Another major fault of voice interaction is correcting errors and that is by-product of the serial vs. direct access interfaces. When you need to fix something said you get into a problem, like in real life with people:).

So what do you think, will voice make us all look back at touch interfaces as old and dirty?

Machine Operated Web Applications

Software applications have two main perspectives the external perspective where interfaces to the external world are defined and consumed and the internal perspective where an internal structure enables and supports the external interface. Let me elaborate on this:

The internal perspective shows the building blocks and layers within the application allowing specific data flow and processing. To further simply things let’s take an example from the real world and that is a real building block. We can describe it in a technical and physical description that will detail the concrete, foundations, electricity tunnels, air conditioning, and others. The external perspective of the building is the apartments look and feel, available services for tenants, views from the windows, painting color, type of cupboard handle in the kitchen and others. In general, all the things that people experience when they interface with the building. So if we go back to the software story then the external perspective is the application UI, data feeds, APIs and other entities external parties come in touch with.

Twitter with their approach in their API have created something special which can be the basis for a new development paradigm on the web and that would be MOA – Machine Operated Applications. As a background, Twitter provides one unified external interface, which is their API and their website UI seems to be built mostly on this API (I might be exaggerating here and they have capabilities in their UI not available in the API but the major functions are also available in the API). The same API that is available for others to consume and operate. The API is split ed into two parts: the first part is a general services API which includes search and other user agnostic services which are very similar to other services other companies provide in their APIs. The second part is the more important one and that is the user-driven API where all data and actions available on Twitter’s web application for a specific user are available via the API itself.

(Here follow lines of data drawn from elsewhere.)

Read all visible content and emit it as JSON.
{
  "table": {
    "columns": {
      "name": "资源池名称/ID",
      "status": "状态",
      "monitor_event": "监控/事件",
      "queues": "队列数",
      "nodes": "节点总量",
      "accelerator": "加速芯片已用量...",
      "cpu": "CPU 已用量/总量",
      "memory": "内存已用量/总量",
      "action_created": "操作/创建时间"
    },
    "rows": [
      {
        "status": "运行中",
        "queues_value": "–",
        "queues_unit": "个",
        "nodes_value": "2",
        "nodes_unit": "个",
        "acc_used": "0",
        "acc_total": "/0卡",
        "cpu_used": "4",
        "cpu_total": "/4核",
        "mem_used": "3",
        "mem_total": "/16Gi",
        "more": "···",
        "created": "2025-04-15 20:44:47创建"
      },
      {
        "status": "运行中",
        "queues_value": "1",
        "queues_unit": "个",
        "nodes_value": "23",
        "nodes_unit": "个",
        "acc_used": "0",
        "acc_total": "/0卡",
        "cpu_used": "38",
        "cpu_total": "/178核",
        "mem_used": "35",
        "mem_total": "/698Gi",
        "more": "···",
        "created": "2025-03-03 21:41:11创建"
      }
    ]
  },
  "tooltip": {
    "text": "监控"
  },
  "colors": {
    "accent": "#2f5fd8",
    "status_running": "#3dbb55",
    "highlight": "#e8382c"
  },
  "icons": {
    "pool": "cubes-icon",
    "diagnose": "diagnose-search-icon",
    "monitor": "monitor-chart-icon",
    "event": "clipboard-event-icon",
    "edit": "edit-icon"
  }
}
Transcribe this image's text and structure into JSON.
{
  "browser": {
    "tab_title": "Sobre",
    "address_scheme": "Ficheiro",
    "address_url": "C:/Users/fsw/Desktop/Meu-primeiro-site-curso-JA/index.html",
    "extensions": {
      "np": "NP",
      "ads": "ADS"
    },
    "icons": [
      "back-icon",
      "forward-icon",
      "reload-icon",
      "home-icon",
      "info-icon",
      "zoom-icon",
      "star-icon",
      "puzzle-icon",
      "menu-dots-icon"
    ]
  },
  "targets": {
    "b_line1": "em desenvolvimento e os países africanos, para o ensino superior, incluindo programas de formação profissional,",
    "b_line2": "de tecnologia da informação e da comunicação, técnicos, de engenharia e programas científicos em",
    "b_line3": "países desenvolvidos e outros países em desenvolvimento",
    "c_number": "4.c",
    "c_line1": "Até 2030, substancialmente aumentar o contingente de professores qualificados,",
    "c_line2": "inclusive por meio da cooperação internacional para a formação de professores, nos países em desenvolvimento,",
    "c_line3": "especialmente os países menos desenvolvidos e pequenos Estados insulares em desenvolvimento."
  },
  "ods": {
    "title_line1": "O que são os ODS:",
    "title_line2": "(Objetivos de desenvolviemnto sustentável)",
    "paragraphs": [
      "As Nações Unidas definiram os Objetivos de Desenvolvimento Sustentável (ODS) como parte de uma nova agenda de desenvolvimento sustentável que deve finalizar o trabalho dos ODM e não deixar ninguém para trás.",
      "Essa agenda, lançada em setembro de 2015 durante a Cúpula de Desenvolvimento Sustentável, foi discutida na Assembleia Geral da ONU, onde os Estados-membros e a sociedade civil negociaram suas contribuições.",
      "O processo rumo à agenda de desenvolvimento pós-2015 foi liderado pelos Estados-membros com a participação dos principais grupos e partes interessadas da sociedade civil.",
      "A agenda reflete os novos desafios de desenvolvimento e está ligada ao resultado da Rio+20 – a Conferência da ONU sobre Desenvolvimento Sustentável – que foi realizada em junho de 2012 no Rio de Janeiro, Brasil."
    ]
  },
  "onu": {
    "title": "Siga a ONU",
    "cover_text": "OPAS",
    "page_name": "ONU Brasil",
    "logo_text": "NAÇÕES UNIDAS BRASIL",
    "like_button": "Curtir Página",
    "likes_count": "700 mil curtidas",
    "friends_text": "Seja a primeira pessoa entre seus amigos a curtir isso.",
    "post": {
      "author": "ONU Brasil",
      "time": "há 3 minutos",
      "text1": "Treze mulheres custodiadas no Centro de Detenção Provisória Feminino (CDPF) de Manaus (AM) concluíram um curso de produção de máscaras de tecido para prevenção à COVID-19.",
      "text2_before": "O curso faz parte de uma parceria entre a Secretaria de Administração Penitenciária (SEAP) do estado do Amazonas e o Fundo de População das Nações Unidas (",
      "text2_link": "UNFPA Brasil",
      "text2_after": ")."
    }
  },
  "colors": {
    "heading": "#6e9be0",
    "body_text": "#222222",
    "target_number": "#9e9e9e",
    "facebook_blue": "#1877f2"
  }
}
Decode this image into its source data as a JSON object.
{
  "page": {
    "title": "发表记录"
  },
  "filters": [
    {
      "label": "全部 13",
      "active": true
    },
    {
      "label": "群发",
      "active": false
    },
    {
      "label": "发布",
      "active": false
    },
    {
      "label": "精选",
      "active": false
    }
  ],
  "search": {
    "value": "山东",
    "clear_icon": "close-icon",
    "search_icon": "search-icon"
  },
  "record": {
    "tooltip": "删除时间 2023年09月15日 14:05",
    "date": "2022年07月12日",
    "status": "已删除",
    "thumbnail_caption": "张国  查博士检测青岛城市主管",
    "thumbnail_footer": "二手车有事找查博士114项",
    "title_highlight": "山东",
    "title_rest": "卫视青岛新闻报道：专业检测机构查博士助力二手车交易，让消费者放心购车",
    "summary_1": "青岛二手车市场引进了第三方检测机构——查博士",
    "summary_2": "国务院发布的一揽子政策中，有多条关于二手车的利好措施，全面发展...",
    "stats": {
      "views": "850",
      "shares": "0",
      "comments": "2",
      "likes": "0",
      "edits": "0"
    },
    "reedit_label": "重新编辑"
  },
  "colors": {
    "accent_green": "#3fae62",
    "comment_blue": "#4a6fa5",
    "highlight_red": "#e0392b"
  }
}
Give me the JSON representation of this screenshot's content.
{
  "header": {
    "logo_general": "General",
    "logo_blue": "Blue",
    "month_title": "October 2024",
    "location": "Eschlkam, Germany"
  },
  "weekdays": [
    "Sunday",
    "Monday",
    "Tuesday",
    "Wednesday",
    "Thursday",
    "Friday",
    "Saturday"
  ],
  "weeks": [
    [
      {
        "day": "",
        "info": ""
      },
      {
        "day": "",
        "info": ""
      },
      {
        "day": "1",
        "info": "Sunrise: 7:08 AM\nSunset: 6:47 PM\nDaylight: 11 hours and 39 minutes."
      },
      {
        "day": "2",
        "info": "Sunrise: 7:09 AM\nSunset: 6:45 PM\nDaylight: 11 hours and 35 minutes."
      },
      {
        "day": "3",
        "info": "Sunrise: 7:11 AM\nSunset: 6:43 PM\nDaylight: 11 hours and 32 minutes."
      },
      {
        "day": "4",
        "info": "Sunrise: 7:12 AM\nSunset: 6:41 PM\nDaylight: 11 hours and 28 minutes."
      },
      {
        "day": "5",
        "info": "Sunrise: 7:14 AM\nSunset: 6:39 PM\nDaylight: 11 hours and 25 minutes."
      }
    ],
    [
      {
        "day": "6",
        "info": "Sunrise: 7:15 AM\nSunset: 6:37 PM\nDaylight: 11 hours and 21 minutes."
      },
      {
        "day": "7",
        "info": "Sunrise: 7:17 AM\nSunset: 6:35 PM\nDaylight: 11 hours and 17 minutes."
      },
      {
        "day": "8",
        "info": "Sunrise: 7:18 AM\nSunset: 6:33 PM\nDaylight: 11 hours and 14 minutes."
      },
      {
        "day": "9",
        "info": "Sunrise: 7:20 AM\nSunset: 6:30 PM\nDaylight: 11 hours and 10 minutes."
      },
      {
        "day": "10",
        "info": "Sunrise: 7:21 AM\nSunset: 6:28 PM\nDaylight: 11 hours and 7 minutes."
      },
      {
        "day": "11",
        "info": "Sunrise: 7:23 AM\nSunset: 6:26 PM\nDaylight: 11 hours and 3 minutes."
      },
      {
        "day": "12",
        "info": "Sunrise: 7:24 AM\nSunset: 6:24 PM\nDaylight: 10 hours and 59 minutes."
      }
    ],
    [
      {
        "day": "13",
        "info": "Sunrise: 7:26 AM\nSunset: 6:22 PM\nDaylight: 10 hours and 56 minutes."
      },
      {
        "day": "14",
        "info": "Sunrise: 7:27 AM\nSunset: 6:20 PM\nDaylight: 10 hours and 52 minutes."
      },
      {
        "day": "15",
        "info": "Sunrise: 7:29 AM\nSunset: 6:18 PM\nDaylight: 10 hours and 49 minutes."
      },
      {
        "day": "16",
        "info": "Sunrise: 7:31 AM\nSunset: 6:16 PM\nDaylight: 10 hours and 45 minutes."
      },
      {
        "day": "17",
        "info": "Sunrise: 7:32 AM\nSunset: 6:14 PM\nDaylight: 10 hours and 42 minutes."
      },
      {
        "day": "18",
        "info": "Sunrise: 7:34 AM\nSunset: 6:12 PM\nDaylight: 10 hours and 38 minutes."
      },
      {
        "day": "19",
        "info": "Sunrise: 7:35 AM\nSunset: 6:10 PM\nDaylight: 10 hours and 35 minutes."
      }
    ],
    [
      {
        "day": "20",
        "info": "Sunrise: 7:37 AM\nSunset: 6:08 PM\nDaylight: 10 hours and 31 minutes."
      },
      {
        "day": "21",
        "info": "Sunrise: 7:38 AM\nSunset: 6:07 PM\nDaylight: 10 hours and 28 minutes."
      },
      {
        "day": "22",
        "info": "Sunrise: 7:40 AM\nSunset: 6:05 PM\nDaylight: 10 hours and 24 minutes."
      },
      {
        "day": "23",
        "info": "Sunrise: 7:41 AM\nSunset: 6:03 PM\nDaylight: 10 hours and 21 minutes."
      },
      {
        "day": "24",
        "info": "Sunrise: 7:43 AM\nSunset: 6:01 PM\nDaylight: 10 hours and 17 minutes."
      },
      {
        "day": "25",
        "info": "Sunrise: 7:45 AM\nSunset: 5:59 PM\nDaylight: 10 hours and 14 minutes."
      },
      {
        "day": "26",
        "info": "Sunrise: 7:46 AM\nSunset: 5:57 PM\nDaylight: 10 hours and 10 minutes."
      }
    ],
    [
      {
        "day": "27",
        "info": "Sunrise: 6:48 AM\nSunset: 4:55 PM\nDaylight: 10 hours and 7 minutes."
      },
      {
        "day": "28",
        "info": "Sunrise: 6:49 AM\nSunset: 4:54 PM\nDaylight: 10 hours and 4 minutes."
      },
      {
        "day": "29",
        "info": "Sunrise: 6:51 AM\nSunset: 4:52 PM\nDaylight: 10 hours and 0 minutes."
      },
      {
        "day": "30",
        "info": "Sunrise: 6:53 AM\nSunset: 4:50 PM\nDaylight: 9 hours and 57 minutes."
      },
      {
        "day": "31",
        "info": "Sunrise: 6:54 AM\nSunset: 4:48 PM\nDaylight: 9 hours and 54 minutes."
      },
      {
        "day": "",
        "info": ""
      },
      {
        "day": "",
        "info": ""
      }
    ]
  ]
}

This model allowed the huge surge in the amount of applications built on Twitter at no time, a developer community that many companies would die for while Twitter did it in a snap.

To describe the model I see for Twitter in a visual way:

[ Twitter infrastructure ] – Internal perspective which is hidden
[ Twitter API ] – Unified external perspective for the product
[ [ Twitter UI ] or [3rd party applications]] – API consumers and operators having equal rights to the external interface (3rd party apps are limited in the number of queries per hour but it is not too serious if you consider that the limitation is per user and not global)

So how all this long and tiring story relates to MOA – machine operated applications? Well once an application can be fully operated and consumed via a formal API (Which is Application Programmable Interface) then robots can use it too. And I do not mean today’s web robots who harvest data, aggregate data and do some kind of analysis. I am talking about Robots that would work autonomously on behalf of real users or companies and will use the product in a meaningful way. For example, I can imagine a robot that will be my social network expander and it will use data from different areas to understand my interest and current network and will expand it automatically by following new people on Twitter. Following someone is a meaningful action in the virtual and real world and once a bot will be smart enough to do so then things will change. Twitter with their API approach allows this evolution.

A note: the split of perspectives is similar to the way strategy in companies can be viewed where a company has the internal perspective of operational capability and the external perspective which is the market share, brand recognition, distribution channels and more.